Synopses & Reviews
when i am well
i will take you
At first Billy's father just seemed distant, as if he had something on his mind. Then he stopped listening to music, saying it hurt his ears. After a while he stopped eating and sleeping. And after that he just stopped. Stopped being Billy's father and his friend and became someone else. Someone who was depressed and withdrawn and wouldn't respond to treatments.
Determined to help their father, Billy and his family devise a series of unconventional therapies for him. But the strain of looking after Dad begins to wear on them all. Billy stops writing songs and starts avoiding his friends. His sister wants to suicide-proof the house. And his mother worries about losing her job because she takes so much time off. Taking care of Dad is starting to sap the strength they need to keep him alive.

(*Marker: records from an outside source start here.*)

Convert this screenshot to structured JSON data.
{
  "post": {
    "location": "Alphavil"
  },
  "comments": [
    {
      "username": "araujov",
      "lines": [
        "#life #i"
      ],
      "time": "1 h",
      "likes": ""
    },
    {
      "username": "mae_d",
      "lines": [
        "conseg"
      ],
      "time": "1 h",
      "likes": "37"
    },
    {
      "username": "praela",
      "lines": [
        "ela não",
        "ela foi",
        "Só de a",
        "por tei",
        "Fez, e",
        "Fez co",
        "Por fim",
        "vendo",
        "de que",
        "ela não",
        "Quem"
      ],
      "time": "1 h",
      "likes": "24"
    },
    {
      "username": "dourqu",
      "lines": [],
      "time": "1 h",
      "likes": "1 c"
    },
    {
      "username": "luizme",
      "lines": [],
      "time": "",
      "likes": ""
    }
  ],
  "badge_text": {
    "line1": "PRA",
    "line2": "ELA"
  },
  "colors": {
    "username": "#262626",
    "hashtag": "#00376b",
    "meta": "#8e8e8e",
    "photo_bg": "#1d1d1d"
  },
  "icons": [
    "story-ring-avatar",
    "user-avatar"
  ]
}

The Opposite of Music is a powerful and realistic debut novel about the lengths a family will go to in order to save one of their own, and the strength it takes to learn how to ask for help.
"In her first novel, Young explores the emotional toll clinical depression takes on one family, especially 15-year-old Billy. Arriving home one day after school with his friend Gordy, Billy is surprised to find his father, Bill Sr., already home. The man acts strangely, as if he 'sees us but doesn't acknowledge us in any way.' A doctor confirms that Bill is suffering from depression. At first, the family members go along with the doctor's recommendation to put Bill on medication but then decide to develop their own program after he suffers several worrisome side effects. Billy agrees to help his father, but his commitment comes at a high price ('You will come home directly after school so that you can take over from me,' says his mother). Billy puts all of his energy into helping his dad only to witness his father's mental health deteriorating. Billy's first-person narration conveys his growing desperation. He expresses his fears and concerns in songs and poetry, as well as through his reactions to books and articles he reads as he researches his father's illness. When his father becomes suicidal, the family decides to seek medical intervention using electroconvulsive therapy (ECT). Without judgment, Young lays out the circumstances of Bill's illness and the repercussions on the family. Teens who have encountered similar issues will be able to relate to Billy's emotional ups and downs, and to recognize the effects on his mother. As his father's mental health improves with the ECT, Billy articulates the family's fragile sense of hope, even as he finds it difficult to relinquish his role as caretaker. Ages 14-up." Publishers Weekly (Copyright Reed Business Information, Inc.)
"No reader can fail to be touched by the combination of determination, courage, and magical thinking that the Morrisons call forth when they realize their father has lost his way. Every family fights similar battles.
But few families have an innovative and compassionate writer like Janet Ruth Young to chronicle the struggle."
-- Lois Lowry, author of the Newbery Award-winning novels, Number the Stars and The Giver
"The Opposite of Music is a skilled and unsettling storyof enmeshment in the extreme. Eerily absorbing!" -- Deb Caletti, author of the National Book Award nominee, Honey Baby Sweetheart
Taking a voyeuristic look at the crippling effects of depression, this powerful and realistic debut novel explores the lengths a family will go to in order to save one of its own, and the strength it takes to learn how to ask for help.
With his family, fifteen-year-old Billy struggles to help his father deal with a debilitating depression.
When his father's depression takes a frightening turn, Billy's entire family gets involved in caring for him, but with their mother's job on the line and the threat of suicide a constant factor in the home, Billy begins to realize that their father's best chance for recovery requires more intensive care than he and his siblings are able to provide.